Dataset rows for apps and sites
▬▬▬
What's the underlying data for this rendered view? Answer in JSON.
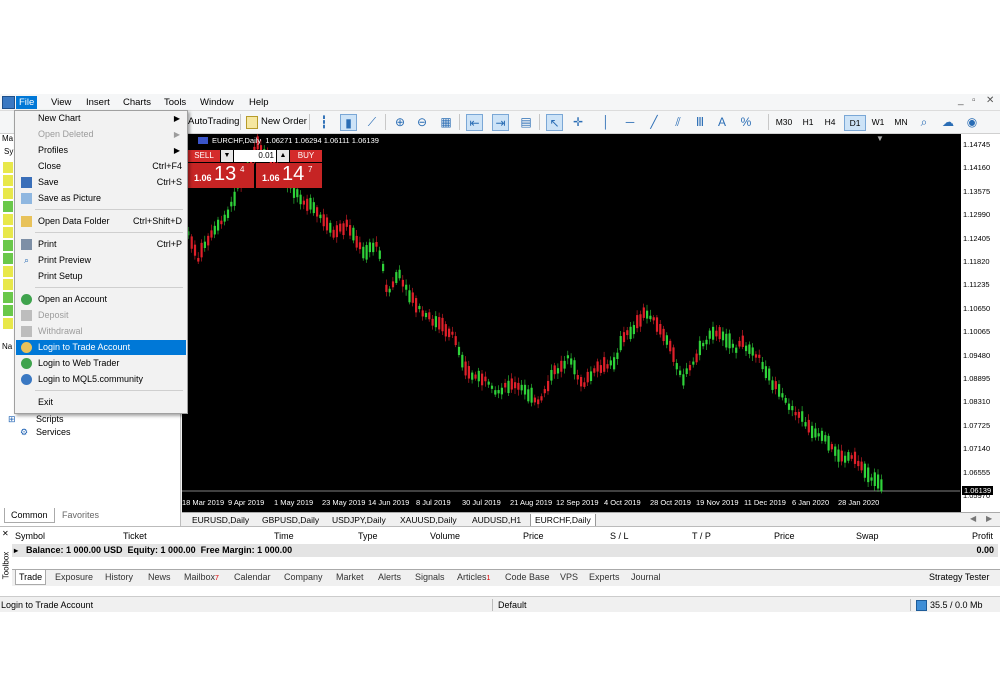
{
  "menu": [
    "File",
    "View",
    "Insert",
    "Charts",
    "Tools",
    "Window",
    "Help"
  ],
  "toolbar": {
    "autotrading": "AutoTrading",
    "new_order": "New Order",
    "timeframes": [
      "M30",
      "H1",
      "H4",
      "D1",
      "W1",
      "MN"
    ],
    "active_timeframe": "D1"
  },
  "file_menu": [
    {
      "label": "New Chart",
      "shortcut": "",
      "submenu": true,
      "disabled": false
    },
    {
      "label": "Open Deleted",
      "shortcut": "",
      "submenu": true,
      "disabled": true
    },
    {
      "label": "Profiles",
      "shortcut": "",
      "submenu": true,
      "disabled": false
    },
    {
      "label": "Close",
      "shortcut": "Ctrl+F4",
      "disabled": false
    },
    {
      "label": "Save",
      "shortcut": "Ctrl+S",
      "disabled": false
    },
    {
      "label": "Save as Picture",
      "shortcut": "",
      "disabled": false
    },
    {
      "label": "Open Data Folder",
      "shortcut": "Ctrl+Shift+D",
      "disabled": false
    },
    {
      "label": "Print",
      "shortcut": "Ctrl+P",
      "disabled": false
    },
    {
      "label": "Print Preview",
      "shortcut": "",
      "disabled": false
    },
    {
      "label": "Print Setup",
      "shortcut": "",
      "disabled": false
    },
    {
      "label": "Open an Account",
      "shortcut": "",
      "disabled": false
    },
    {
      "label": "Deposit",
      "shortcut": "",
      "disabled": true
    },
    {
      "label": "Withdrawal",
      "shortcut": "",
      "disabled": true
    },
    {
      "label": "Login to Trade Account",
      "shortcut": "",
      "disabled": false,
      "highlighted": true
    },
    {
      "label": "Login to Web Trader",
      "shortcut": "",
      "disabled": false
    },
    {
      "label": "Login to MQL5.community",
      "shortcut": "",
      "disabled": false
    },
    {
      "label": "Exit",
      "shortcut": "",
      "disabled": false
    }
  ],
  "navigator": {
    "items": [
      "Scripts",
      "Services"
    ],
    "tabs": [
      "Common",
      "Favorites"
    ],
    "active_tab": "Common"
  },
  "chart": {
    "header": "EURCHF,Daily  1.06271 1.06294 1.06111 1.06139",
    "sell_label": "SELL",
    "buy_label": "BUY",
    "lot": "0.01",
    "sell_big": "13",
    "sell_small": "1.06",
    "sell_sup": "4",
    "buy_big": "14",
    "buy_small": "1.06",
    "buy_sup": "7",
    "price_tag": "1.06139",
    "y_labels": [
      "1.14745",
      "1.14160",
      "1.13575",
      "1.12990",
      "1.12405",
      "1.11820",
      "1.11235",
      "1.10650",
      "1.10065",
      "1.09480",
      "1.08895",
      "1.08310",
      "1.07725",
      "1.07140",
      "1.06555",
      "1.05970"
    ],
    "x_labels": [
      "18 Mar 2019",
      "9 Apr 2019",
      "1 May 2019",
      "23 May 2019",
      "14 Jun 2019",
      "8 Jul 2019",
      "30 Jul 2019",
      "21 Aug 2019",
      "12 Sep 2019",
      "4 Oct 2019",
      "28 Oct 2019",
      "19 Nov 2019",
      "11 Dec 2019",
      "6 Jan 2020",
      "28 Jan 2020"
    ]
  },
  "chart_tabs": [
    "EURUSD,Daily",
    "GBPUSD,Daily",
    "USDJPY,Daily",
    "XAUUSD,Daily",
    "AUDUSD,H1",
    "EURCHF,Daily"
  ],
  "active_chart_tab": "EURCHF,Daily",
  "terminal": {
    "headers": [
      "Symbol",
      "Ticket",
      "Time",
      "Type",
      "Volume",
      "Price",
      "S / L",
      "T / P",
      "Price",
      "Swap",
      "Profit"
    ],
    "balance_line": "Balance: 1 000.00 USD  Equity: 1 000.00  Free Margin: 1 000.00",
    "profit": "0.00",
    "tabs": [
      "Trade",
      "Exposure",
      "History",
      "News",
      "Mailbox",
      "Calendar",
      "Company",
      "Market",
      "Alerts",
      "Signals",
      "Articles",
      "Code Base",
      "VPS",
      "Experts",
      "Journal"
    ],
    "mailbox_count": "7",
    "articles_count": "1",
    "strategy_tester": "Strategy Tester",
    "toolbox_label": "Toolbox"
  },
  "status": {
    "left": "Login to Trade Account",
    "profile": "Default",
    "traffic": "35.5 / 0.0 Mb"
  }
}
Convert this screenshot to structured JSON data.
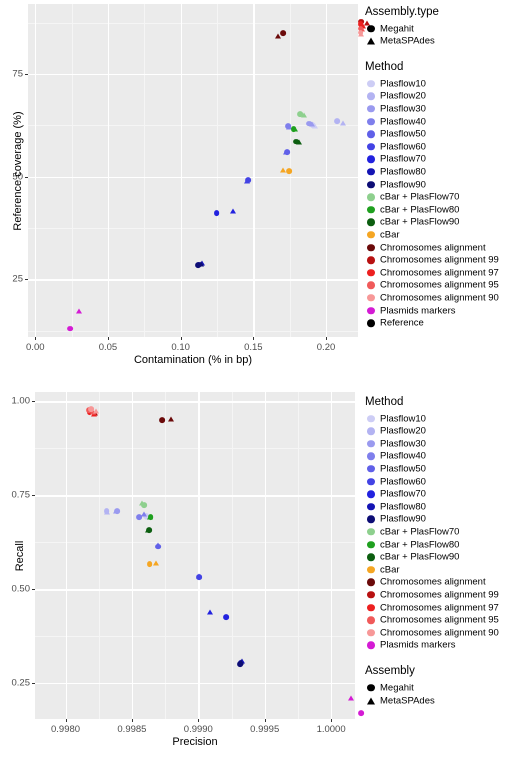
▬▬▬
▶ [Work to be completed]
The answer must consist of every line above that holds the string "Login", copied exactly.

▶ [Answer to this exercise]
      "label": "Login to Trade Account",
      "label": "Login to Web Trader",
      "label": "Login to MQL5.community",
    "left": "Login to Trade Account",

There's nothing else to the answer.